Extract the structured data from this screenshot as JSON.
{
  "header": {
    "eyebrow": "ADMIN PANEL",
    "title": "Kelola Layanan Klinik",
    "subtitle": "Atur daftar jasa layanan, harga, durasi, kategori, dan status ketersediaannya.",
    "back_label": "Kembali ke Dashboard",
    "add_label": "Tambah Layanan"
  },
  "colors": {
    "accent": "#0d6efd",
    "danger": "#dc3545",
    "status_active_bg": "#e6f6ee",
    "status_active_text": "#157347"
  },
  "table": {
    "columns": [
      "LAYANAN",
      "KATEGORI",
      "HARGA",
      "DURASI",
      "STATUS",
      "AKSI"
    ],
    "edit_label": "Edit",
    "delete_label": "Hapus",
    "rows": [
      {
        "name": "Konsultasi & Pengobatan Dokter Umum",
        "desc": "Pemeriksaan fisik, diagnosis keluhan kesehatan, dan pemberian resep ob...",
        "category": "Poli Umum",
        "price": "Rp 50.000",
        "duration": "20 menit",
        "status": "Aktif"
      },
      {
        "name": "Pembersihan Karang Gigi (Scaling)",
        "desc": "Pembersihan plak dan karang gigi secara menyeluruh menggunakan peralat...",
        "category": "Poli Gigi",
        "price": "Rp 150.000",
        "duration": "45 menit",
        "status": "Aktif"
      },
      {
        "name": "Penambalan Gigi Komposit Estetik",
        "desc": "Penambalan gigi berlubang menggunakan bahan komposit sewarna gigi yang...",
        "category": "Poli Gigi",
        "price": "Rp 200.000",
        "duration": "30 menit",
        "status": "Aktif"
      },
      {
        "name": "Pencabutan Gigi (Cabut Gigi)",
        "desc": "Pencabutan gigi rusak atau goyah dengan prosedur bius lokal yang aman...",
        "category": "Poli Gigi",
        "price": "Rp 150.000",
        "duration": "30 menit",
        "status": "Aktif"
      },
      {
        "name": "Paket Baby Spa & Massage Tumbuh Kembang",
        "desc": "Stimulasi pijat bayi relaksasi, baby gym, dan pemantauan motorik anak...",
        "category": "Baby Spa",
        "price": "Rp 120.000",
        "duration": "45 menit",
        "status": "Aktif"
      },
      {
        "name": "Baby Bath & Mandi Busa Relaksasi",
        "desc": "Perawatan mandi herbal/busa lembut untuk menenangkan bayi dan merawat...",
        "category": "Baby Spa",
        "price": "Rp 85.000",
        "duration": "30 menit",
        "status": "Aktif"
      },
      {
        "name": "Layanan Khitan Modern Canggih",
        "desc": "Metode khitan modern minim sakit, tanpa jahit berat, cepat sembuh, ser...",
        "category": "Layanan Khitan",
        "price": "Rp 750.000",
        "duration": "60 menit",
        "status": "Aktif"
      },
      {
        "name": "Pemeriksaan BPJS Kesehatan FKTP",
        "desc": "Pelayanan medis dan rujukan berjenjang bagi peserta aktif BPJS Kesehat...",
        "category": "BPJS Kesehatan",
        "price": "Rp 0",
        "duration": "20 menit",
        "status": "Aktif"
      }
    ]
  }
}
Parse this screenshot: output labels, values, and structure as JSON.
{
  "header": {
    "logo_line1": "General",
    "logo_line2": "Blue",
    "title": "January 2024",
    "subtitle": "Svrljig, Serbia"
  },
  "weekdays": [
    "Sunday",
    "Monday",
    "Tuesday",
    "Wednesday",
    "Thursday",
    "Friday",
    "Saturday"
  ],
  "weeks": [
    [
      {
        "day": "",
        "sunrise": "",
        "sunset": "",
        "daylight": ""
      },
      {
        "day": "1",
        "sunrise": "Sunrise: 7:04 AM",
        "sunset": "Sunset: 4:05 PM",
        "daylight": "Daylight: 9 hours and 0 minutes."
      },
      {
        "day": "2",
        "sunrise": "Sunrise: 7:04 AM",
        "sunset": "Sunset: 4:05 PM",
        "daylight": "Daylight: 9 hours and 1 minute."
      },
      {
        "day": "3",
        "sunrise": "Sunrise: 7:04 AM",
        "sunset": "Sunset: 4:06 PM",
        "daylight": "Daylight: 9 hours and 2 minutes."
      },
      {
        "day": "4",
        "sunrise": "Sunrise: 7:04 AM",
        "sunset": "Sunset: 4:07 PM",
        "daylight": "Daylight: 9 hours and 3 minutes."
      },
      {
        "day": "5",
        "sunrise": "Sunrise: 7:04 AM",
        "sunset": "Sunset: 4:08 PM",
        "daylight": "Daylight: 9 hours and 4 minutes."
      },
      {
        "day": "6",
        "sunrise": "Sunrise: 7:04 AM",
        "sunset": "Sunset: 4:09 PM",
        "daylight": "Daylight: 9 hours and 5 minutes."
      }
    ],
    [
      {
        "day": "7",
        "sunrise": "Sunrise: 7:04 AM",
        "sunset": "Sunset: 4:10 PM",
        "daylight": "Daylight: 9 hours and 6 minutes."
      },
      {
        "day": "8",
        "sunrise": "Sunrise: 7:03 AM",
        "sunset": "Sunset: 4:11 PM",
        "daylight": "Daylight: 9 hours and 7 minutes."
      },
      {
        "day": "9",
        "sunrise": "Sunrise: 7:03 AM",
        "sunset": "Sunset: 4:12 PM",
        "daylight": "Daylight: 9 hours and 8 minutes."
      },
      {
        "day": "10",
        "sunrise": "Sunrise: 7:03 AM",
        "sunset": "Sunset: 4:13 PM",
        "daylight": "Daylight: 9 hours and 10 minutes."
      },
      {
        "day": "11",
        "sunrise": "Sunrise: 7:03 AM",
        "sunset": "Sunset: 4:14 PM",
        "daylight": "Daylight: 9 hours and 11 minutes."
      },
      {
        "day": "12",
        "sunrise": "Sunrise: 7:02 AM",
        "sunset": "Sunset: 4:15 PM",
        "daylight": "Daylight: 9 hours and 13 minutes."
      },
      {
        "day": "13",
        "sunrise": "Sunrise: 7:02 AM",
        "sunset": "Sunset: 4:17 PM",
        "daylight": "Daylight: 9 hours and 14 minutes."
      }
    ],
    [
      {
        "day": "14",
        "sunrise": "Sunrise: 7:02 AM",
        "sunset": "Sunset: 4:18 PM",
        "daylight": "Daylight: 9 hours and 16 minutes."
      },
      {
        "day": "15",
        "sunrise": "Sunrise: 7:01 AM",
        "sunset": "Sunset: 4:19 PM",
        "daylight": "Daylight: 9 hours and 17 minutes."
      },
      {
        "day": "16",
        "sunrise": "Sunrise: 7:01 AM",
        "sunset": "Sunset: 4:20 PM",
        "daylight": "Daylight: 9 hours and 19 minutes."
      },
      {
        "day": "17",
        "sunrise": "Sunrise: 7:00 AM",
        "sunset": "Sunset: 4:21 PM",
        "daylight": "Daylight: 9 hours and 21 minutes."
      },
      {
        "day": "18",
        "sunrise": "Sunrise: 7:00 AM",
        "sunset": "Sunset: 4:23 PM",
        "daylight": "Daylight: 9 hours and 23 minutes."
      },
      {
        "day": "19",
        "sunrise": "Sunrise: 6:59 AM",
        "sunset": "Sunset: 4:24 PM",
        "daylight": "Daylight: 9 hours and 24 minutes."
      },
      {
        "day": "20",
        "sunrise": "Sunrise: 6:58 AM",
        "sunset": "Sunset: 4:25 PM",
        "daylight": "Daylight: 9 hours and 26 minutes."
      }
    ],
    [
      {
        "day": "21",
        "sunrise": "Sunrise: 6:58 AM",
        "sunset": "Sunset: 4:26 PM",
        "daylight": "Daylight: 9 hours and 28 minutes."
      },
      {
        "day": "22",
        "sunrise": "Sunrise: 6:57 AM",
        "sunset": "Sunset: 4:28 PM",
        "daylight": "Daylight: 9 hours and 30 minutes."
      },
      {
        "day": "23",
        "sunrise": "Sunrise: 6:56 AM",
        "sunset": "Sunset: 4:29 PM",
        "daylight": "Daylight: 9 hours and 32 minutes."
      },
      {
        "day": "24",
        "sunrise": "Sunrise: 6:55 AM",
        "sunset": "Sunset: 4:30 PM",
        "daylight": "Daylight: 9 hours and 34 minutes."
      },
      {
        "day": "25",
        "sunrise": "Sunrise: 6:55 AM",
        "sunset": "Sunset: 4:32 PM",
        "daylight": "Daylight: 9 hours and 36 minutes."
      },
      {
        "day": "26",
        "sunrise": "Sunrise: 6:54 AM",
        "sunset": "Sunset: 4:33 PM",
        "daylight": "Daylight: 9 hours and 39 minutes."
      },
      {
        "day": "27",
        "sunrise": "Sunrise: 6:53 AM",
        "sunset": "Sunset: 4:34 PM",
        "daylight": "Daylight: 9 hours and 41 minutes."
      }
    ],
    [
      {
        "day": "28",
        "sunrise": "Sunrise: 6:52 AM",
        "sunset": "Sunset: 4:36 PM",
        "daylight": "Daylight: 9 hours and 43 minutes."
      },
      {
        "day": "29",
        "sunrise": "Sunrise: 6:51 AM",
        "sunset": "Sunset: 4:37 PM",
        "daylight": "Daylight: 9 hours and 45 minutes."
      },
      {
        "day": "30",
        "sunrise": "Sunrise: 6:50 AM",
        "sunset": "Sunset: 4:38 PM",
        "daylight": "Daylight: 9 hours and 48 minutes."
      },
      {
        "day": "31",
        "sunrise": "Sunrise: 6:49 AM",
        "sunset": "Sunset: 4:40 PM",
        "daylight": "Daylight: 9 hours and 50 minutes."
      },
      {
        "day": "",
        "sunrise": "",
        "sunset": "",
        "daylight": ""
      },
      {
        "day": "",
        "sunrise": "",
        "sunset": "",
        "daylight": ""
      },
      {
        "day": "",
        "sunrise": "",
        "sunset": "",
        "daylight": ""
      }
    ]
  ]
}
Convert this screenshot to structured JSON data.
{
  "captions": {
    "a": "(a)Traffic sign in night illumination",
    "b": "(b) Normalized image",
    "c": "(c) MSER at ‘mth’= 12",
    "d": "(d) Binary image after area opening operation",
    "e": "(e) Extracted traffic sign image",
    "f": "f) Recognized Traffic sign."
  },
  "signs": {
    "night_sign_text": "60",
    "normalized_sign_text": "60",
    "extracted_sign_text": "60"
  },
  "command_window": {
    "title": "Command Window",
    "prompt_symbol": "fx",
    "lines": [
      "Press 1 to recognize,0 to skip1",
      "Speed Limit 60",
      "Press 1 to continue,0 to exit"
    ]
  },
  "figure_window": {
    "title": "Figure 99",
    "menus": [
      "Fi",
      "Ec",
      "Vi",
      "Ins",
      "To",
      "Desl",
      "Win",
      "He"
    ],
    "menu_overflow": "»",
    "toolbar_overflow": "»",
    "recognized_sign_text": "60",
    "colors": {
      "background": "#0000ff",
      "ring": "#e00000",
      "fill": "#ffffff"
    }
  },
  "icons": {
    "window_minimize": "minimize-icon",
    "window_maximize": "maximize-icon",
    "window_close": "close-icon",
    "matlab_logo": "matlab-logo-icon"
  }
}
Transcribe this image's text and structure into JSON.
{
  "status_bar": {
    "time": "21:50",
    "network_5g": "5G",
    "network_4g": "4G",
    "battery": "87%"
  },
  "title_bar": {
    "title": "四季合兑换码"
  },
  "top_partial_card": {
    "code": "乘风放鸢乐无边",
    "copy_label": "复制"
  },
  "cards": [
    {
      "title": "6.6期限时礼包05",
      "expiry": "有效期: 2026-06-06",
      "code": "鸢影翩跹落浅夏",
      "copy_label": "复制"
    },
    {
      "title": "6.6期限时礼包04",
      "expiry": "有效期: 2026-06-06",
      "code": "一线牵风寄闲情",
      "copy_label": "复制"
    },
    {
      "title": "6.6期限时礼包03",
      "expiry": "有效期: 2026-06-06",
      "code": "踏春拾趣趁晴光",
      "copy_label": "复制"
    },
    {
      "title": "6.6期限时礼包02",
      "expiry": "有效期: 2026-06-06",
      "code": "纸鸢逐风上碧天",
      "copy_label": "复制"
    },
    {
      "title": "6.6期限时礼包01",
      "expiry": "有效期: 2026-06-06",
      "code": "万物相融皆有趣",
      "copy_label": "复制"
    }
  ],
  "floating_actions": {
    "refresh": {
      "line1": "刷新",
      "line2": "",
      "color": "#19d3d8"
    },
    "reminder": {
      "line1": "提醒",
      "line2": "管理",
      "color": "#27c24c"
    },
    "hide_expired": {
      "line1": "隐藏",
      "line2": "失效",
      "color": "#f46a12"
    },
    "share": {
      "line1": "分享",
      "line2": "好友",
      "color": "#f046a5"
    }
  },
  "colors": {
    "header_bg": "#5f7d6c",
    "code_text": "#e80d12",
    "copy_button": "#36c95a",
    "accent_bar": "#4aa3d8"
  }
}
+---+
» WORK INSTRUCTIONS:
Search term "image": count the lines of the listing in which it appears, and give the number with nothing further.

» REPLY TO THE EXERCISE:
4